An overview of Canadian Dining Etiquette
If invited to a business meal in Canada, it is most likely to be for a lunch or possibly a breakfast meeting. Although it is not unknown to be invited out for dinner, it is less common than in some other countries.
It is not really considered bad business etiquette to discuss business issues over the meal. It is relatively unusual for alcohol to be served with a meal at lunchtime.
When eating, the fork is held in the right hand and is used for eating. The knife tends to be used to cut items or spread things onto a food item. When using your knife, the fork is switched to the left hand or is laid down on the plate. When you wish to continue eating, switch your fork back to the right hand. (You can, of course, use the European style of dining, in which the knife and fork are never switched if that is what you are more comfortable with.)

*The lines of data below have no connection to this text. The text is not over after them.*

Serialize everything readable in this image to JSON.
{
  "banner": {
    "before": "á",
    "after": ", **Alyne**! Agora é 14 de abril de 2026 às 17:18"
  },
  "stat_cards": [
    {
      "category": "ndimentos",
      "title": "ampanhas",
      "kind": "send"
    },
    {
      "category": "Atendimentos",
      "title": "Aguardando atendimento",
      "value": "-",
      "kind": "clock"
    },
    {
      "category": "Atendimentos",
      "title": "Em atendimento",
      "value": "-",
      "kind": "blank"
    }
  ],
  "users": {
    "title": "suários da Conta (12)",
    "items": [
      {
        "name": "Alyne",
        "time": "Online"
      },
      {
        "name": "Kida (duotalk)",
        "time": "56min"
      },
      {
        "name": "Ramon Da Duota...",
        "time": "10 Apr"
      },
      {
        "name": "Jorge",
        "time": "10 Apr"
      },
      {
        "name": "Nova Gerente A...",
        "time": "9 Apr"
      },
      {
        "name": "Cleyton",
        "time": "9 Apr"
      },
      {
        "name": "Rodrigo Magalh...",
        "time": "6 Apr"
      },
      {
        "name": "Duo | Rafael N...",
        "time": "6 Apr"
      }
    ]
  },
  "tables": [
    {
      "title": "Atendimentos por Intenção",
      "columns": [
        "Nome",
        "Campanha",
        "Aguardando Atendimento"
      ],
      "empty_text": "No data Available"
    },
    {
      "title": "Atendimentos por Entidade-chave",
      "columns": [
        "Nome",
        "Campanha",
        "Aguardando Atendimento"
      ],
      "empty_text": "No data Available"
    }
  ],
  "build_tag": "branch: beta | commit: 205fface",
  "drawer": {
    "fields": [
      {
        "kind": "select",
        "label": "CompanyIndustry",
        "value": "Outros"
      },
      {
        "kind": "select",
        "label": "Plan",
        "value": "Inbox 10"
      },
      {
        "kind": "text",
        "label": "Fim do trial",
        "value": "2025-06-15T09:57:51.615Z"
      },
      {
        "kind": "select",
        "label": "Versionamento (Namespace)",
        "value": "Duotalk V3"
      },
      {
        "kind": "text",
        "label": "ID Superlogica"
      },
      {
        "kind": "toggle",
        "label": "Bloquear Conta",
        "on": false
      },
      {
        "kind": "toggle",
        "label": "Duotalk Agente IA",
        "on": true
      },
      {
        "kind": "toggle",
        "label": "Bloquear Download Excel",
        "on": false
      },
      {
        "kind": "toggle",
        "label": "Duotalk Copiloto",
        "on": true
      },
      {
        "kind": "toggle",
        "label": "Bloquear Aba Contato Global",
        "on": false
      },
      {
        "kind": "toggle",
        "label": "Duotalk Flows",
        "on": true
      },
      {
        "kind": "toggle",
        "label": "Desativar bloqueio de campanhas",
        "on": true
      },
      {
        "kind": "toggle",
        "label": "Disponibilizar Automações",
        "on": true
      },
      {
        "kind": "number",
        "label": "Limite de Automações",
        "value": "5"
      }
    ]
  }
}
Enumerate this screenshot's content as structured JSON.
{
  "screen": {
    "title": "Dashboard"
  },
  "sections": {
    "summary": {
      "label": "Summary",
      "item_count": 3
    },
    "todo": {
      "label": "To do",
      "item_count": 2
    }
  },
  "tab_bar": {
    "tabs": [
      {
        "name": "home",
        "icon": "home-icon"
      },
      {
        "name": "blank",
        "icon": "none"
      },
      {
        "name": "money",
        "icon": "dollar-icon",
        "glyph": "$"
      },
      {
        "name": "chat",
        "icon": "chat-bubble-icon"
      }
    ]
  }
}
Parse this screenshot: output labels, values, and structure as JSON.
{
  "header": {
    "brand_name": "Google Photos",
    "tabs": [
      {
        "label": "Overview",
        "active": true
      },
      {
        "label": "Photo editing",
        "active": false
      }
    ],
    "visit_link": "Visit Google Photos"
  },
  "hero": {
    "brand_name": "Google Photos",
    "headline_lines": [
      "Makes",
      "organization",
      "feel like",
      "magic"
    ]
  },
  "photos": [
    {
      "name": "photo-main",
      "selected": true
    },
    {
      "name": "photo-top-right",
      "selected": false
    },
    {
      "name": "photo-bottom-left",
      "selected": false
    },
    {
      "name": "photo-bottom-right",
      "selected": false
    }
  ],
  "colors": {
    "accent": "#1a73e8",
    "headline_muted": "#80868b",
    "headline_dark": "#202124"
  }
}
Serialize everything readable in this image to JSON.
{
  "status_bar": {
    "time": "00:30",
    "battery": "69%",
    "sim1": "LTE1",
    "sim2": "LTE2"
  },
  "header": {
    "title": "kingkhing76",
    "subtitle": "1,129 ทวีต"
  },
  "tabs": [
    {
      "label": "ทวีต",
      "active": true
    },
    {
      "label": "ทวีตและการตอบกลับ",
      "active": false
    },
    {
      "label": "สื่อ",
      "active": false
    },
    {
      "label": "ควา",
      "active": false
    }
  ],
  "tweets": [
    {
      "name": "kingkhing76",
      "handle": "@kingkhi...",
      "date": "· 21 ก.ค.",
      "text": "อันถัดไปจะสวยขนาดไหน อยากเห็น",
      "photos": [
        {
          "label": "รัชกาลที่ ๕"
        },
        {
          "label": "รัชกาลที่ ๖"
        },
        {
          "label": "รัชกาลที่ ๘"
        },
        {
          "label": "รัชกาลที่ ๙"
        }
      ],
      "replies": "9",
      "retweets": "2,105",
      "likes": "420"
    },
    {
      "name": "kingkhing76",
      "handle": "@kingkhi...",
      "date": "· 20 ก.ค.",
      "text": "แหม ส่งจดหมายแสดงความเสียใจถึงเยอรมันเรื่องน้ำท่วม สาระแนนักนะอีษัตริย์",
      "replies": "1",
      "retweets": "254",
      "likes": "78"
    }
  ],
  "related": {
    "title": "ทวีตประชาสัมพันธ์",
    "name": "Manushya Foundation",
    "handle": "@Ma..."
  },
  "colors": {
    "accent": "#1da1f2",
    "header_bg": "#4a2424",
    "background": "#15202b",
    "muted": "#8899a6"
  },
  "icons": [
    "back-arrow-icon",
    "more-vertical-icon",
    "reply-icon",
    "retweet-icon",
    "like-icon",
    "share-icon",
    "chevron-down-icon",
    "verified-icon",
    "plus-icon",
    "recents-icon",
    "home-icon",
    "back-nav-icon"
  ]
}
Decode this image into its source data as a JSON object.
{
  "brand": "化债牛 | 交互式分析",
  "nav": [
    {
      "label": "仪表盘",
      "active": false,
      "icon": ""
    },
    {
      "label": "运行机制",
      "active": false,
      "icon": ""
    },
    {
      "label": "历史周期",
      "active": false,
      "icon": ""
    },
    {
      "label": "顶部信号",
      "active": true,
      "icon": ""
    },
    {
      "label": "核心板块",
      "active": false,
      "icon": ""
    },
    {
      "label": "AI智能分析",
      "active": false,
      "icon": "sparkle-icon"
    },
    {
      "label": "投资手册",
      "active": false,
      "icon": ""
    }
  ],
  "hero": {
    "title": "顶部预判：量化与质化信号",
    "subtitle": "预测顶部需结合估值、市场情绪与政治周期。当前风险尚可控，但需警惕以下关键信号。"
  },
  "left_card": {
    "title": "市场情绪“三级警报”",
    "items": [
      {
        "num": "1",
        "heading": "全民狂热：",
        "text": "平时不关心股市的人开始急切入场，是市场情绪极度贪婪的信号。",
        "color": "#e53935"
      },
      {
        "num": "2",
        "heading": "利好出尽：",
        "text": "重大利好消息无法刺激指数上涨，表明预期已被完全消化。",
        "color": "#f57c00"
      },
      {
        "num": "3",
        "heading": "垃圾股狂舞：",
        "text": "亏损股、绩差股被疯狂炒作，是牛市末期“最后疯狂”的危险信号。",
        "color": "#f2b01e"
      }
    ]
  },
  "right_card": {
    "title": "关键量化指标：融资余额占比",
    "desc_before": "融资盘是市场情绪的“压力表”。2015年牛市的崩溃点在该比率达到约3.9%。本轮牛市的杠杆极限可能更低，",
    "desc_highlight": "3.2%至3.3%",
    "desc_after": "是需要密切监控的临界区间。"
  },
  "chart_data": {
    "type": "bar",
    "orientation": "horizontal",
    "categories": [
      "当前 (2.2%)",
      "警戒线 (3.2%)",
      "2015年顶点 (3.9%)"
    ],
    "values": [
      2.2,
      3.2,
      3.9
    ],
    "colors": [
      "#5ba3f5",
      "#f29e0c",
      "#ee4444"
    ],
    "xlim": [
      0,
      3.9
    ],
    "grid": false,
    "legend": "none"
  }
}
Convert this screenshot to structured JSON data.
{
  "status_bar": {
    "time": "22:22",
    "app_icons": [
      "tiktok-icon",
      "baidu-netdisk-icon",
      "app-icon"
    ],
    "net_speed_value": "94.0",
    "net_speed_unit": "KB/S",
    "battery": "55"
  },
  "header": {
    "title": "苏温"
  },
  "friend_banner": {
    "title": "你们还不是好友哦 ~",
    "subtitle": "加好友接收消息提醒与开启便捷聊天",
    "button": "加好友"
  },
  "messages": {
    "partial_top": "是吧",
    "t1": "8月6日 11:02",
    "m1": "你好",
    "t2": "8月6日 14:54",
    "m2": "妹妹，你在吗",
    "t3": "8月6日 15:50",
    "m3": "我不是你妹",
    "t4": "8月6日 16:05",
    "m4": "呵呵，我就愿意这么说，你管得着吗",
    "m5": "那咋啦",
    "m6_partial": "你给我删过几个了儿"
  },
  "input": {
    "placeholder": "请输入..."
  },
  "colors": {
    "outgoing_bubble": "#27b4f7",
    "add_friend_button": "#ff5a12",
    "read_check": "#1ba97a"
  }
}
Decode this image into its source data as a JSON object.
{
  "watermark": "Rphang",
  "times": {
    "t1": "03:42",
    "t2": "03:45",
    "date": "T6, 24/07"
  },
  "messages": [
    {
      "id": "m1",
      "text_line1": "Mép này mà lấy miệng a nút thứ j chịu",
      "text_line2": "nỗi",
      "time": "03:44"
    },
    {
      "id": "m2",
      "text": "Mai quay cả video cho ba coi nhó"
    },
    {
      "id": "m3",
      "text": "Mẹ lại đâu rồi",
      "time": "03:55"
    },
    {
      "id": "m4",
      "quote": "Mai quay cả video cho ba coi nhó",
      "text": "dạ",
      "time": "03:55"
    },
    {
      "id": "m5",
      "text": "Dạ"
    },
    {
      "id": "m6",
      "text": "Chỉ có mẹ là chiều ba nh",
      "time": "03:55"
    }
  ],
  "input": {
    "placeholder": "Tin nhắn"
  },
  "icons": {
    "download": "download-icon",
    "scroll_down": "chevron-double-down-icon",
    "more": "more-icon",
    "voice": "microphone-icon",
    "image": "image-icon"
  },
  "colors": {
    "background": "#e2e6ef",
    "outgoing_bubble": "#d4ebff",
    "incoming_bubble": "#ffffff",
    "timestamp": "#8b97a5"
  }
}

Restaurants charge a Goods and Services Tax [GST] but gratuities are not included in the bill. It is expected that you leave a tip of around 15% for good service.
Most (if not all) Canadian restaurants have smoking and non-smoking areas but it is becoming more and more common for restaurants to be completely non-smoking areas.